I had learned about attachment theory before I'd read The Baby Book, but the book offered helpful suggestions about what attachment parenting might look like. More important, it suggested that maybe it wasn't horrible---and might actually be "normal"---that my baby slept only on me or my husband, and it provided the support of reading about a family who'd lived it (not only with the children they'd birthed but also with their adopted children). I especially liked the section about infant massage and the section that describes the unique comforts that a father can provide to his infant, like a broader, flatter chest on which to rest, a resonant voice to soothe a fussy baby, and confidence in trying off-the-wall holding positions to relieve tummy complaints. And the information about food allergies was integral to identifying the root of the problems my daughter was having and giving me the confidence to change doctors when ours wasn't listening to me.
As much as I've liked The Baby Book, it didn't always accurately reflect what was going on with my child, either. There was one section in which Dr. Sears assures us that if our toddler doesn't want to go to sleep, we shouldn't worry. Just leave him alone for a while and soon we'll find him asleep in the middle of the living room floor.

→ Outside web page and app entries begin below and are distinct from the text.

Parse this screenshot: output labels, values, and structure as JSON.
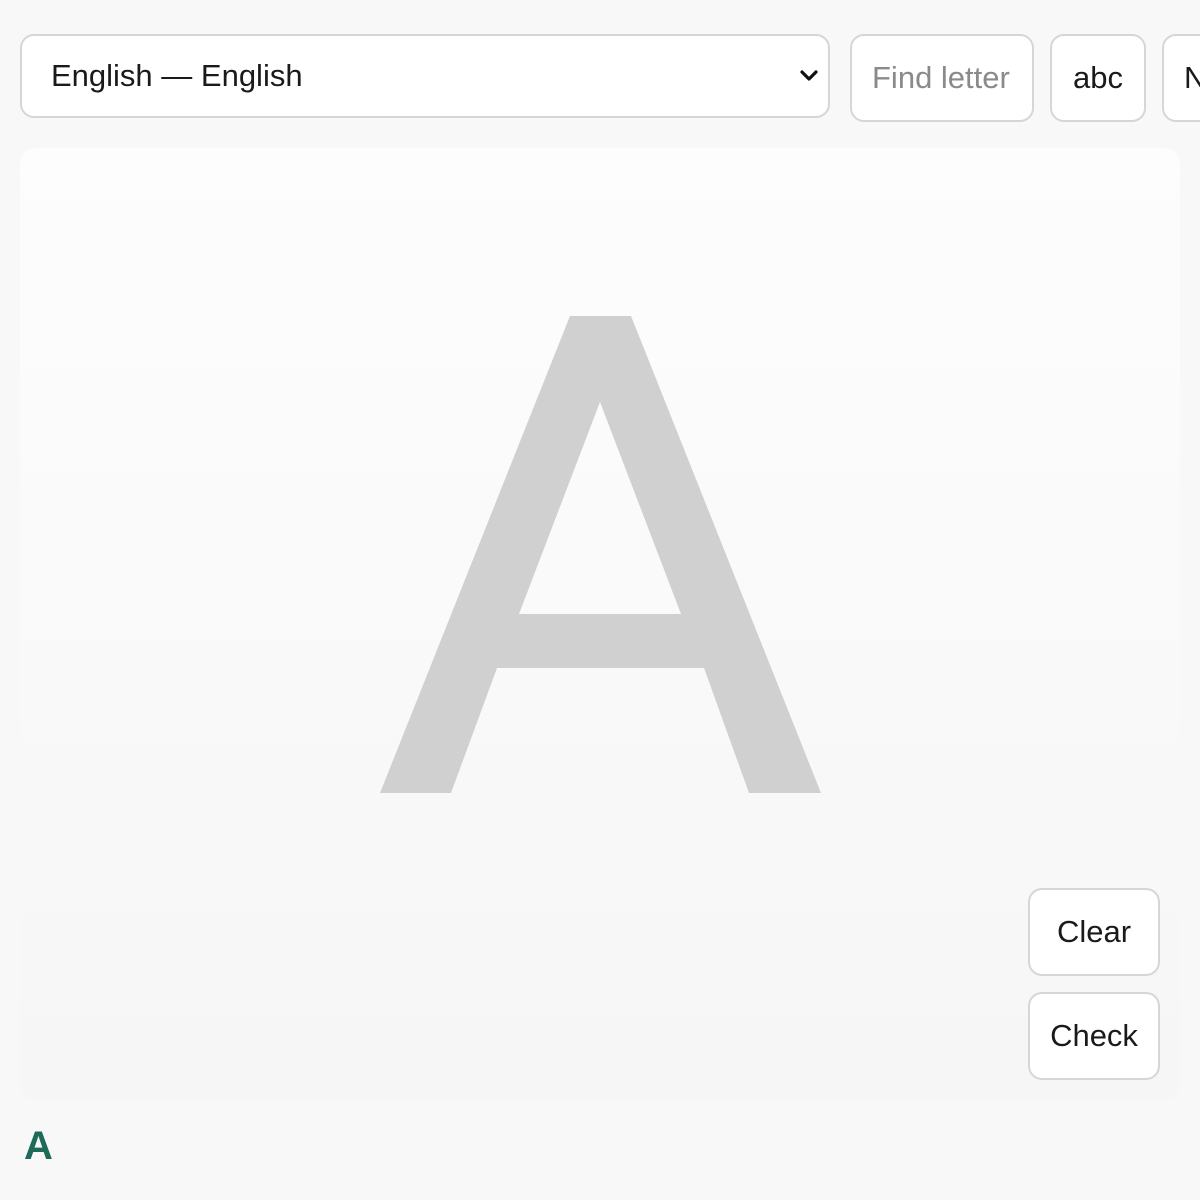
{
  "toolbar": {
    "language_select": {
      "selected": "English — English",
      "icon": "chevron-down-icon"
    },
    "find_input": {
      "placeholder": "Find letter",
      "value": ""
    },
    "case_toggle_label": "abc",
    "next_button_label": "N"
  },
  "canvas": {
    "guide_letter": "A",
    "guide_color": "#d0d0d0"
  },
  "actions": {
    "clear_label": "Clear",
    "check_label": "Check"
  },
  "result": {
    "letter": "A",
    "color": "#1e6b5a"
  }
}
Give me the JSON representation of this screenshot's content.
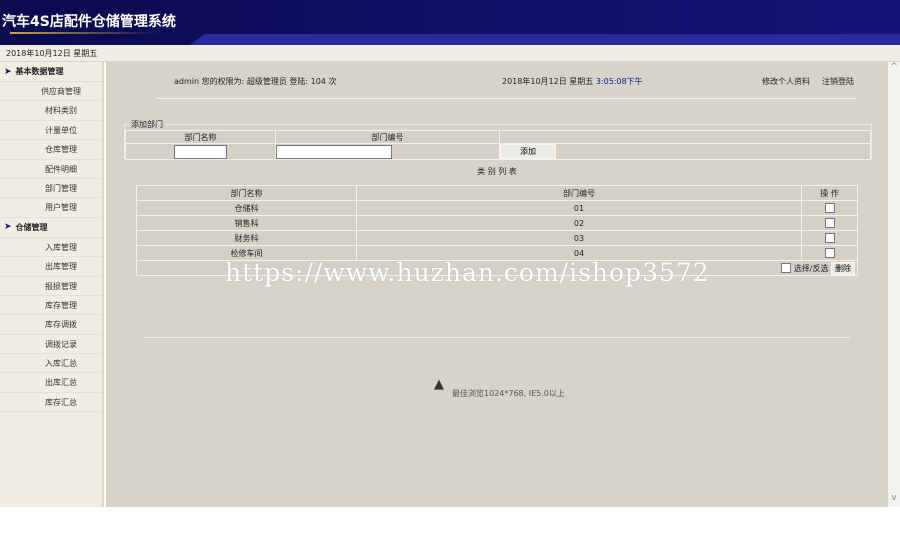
{
  "header": {
    "title": "汽车4S店配件仓储管理系统"
  },
  "datebar": {
    "date": "2018年10月12日 星期五"
  },
  "sidebar": {
    "groups": [
      {
        "label": "基本数据管理",
        "items": [
          "供应商管理",
          "材料类别",
          "计量单位",
          "仓库管理",
          "配件明细",
          "部门管理",
          "用户管理"
        ]
      },
      {
        "label": "仓储管理",
        "items": [
          "入库管理",
          "出库管理",
          "报损管理",
          "库存管理",
          "库存调拨",
          "调拨记录",
          "入库汇总",
          "出库汇总",
          "库存汇总"
        ]
      }
    ]
  },
  "topinfo": {
    "user": "admin 您的权限为: 超级管理员 登陆: 104 次",
    "date": "2018年10月12日 星期五",
    "time": "3:05:08下午",
    "edit_profile": "修改个人资料",
    "logout": "注销登陆"
  },
  "add_form": {
    "legend": "添加部门",
    "col_name": "部门名称",
    "col_code": "部门编号",
    "name_value": "",
    "code_value": "",
    "add_label": "添加"
  },
  "list": {
    "title": "类 别 列 表",
    "headers": [
      "部门名称",
      "部门编号",
      "操 作"
    ],
    "rows": [
      {
        "name": "仓储科",
        "code": "01"
      },
      {
        "name": "销售科",
        "code": "02"
      },
      {
        "name": "财务科",
        "code": "03"
      },
      {
        "name": "检修车间",
        "code": "04"
      }
    ],
    "select_label": "选择/反选",
    "delete_label": "删除"
  },
  "footer": {
    "note": "最佳浏览1024*768, IE5.0以上"
  },
  "watermark": "https://www.huzhan.com/ishop3572"
}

Whenever we were up until all hours with my daughter, my husband and I would joke with each other, "Don't worry. She'll be asleep in the middle of the living room floor in a few minutes."
For the diversity of real-life experiences I needed to witness to make my own choices about day-to-day parenting issues, I relied on the moms I met at the monthly La Leche League meetings I attended. They were the moms who finally taught me how to wear a sling. I swear, I threw that darned thing in the trash half-a-dozen times only to fish it out again and sit down with the demonstration video and try it all again. It's difficult to practice babywearing, no matter how much you buy into the idea, if you can't figure out how to do it.
Basically, I find The Baby Book to be a great reference, but like with parenting advice from any source, you can't rely on it as your only resource. Each child is different, and the dynamics of each family are different, so no advice is going to be helpful (or even reflect reality) for everyone. But if you're able to take what works for you, leave the rest, and look around for support from a variety of other sources, this is a great resource to have available....more
We listened to this on audiobook on a recent family road trip. It was only my second time with Sorcerer's Stone, but my daughter had recently read itWe listened to this on audiobook on a recent family road trip. It was only my second time with Sorcerer's Stone, but my daughter had recently read it on her own (twice) and had her father read it to her once and even after all of this, she was still engrossed in the audiobook.
It's not my favorite of the books (thankfully, unlike so many series for kids, this is one that got noticeably better as the series progressed), but it helped get us through a 2.5-hour wait at the border crossing at Niagara Falls. Who knew that so many U.S. citizens would be trying to get into Canada on the 4th of July?...more
We listened to this on audiobook during a recent trip, and I was struck by just how much the opening scenes were like an episode of Bewitched. Or maybWe listened to this on audiobook during a recent trip, and I was struck by just how much the opening scenes were like an episode of Bewitched. Or maybe like one of the later episodes of The Flintstones where there was that little spaceman causing mischief....more